ASP.NET AJAX is the foundation on which to build richer web applications that leverage the browser more fully but it doesn’t have the rich UI elements that really blur the distinction between web and desktop applications. With the Microsoft AJAX Library, you can apply familiar object-ori-ented design concepts and use the scripts across a variety of modern browsers. The ASP.NET 2.0 AJAX Extensions 1.0 include several powerful ASP.NET controls that make it easy to add AJAX functionality to an existing application or build better user experiences into a new application, but the AJAX Toolkit was developed to provide some rich ASP.NET AJAX controls that you can use to make your web applications really come to life. The Toolkit makes it easy to push the user interface of an application beyond what users expect from a web application.
The Toolkit is a shared source project with code contributions from developers from Microsoft and elsewhere. Most developers who download the AJAX Extensions should also download the Toolkit for the additional set of controls it contains. Information is available at http://ajax.asp.net/ajaxtoolkit. The CodePlex project mentioned by this page allows you to download a compiled dll with the controls and extenders, or you can download the source code and project files and compile it yourself. But either way, make sure you add the dll to your ToolBox in Visual Studio, as described in the documentation.
The Toolkit contains some new controls that have AJAX functionality and a lot of control exten-ders. The control extenders attach to another control to enhance or “extend” the control’s functionality. When you install the Toolkit, it creates a sample web application that has some samples of using the controls. Because the controls cover such a wide variety of application-development areas, they are presented here in three categories: page layout controls, user interface effects, and pop-ups.
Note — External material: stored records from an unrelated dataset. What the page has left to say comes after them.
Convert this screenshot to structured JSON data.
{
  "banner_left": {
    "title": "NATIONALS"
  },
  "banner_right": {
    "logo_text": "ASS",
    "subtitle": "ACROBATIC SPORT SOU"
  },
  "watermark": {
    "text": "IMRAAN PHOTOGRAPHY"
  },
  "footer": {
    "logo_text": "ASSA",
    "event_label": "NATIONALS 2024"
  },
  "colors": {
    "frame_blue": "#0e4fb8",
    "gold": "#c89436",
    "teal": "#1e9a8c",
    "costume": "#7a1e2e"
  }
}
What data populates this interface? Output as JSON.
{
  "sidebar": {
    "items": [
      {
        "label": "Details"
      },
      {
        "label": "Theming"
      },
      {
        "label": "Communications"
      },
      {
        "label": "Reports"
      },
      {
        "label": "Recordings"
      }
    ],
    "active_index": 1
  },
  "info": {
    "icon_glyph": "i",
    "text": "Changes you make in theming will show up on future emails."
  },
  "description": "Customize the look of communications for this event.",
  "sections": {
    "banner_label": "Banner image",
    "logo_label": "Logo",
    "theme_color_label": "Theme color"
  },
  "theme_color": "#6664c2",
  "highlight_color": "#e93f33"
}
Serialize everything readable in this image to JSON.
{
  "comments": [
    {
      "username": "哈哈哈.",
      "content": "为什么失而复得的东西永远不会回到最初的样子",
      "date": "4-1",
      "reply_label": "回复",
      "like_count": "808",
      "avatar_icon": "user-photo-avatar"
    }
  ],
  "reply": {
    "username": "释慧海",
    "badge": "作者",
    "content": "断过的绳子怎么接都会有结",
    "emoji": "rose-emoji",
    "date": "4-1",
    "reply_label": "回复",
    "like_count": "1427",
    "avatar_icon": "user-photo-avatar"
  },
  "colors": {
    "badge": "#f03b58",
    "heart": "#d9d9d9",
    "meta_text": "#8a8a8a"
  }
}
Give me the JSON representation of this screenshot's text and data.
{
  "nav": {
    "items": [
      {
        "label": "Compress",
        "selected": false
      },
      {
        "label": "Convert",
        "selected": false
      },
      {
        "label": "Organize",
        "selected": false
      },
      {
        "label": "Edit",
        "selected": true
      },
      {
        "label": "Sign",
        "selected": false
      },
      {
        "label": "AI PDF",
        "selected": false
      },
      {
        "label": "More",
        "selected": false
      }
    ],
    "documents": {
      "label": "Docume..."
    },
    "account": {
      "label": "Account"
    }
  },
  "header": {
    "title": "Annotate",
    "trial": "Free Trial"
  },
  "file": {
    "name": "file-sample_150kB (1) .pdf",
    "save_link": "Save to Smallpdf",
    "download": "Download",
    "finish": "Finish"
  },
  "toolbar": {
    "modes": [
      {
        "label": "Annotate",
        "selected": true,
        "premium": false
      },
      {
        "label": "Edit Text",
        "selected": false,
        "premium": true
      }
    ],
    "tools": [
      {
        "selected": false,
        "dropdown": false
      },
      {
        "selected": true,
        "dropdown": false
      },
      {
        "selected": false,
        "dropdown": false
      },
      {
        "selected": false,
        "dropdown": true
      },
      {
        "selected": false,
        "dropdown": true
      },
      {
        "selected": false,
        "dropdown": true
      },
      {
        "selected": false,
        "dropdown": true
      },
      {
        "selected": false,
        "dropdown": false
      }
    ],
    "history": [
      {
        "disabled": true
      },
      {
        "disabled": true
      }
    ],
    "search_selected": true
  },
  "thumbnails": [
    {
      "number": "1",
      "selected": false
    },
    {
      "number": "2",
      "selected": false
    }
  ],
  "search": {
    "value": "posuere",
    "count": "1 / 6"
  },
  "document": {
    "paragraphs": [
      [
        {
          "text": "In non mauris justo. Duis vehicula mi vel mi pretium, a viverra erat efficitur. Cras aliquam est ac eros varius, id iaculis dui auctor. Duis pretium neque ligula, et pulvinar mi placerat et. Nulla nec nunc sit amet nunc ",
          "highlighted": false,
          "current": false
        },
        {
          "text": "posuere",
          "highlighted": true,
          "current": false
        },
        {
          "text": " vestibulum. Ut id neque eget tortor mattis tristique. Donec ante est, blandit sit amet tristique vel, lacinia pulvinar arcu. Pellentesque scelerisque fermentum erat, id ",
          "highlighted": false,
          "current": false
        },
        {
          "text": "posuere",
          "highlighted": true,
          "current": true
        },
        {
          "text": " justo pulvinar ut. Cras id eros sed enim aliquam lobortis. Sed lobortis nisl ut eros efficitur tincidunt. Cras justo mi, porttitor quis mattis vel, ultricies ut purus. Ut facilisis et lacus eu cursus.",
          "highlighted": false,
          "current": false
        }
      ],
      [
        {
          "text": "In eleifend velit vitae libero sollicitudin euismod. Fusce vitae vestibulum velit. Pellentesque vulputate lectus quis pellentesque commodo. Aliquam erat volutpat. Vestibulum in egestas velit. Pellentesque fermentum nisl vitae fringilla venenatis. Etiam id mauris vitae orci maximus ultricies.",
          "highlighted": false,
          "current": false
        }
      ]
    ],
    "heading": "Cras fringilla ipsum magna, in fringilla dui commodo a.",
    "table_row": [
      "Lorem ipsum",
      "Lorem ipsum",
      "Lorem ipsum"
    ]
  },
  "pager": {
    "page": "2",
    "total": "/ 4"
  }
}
Within each category, the controls are listed alphabetically; the control names are self-explanatory, so you’ll find it easy to locate the information you need when using this chapter for later reference.
Also, note that the Toolkit project is ongoing and will continue to evolve as developers contribute to it. This chapter is up to date as of the time of this writing, but I expect that more will be added to the Toolkit regularly.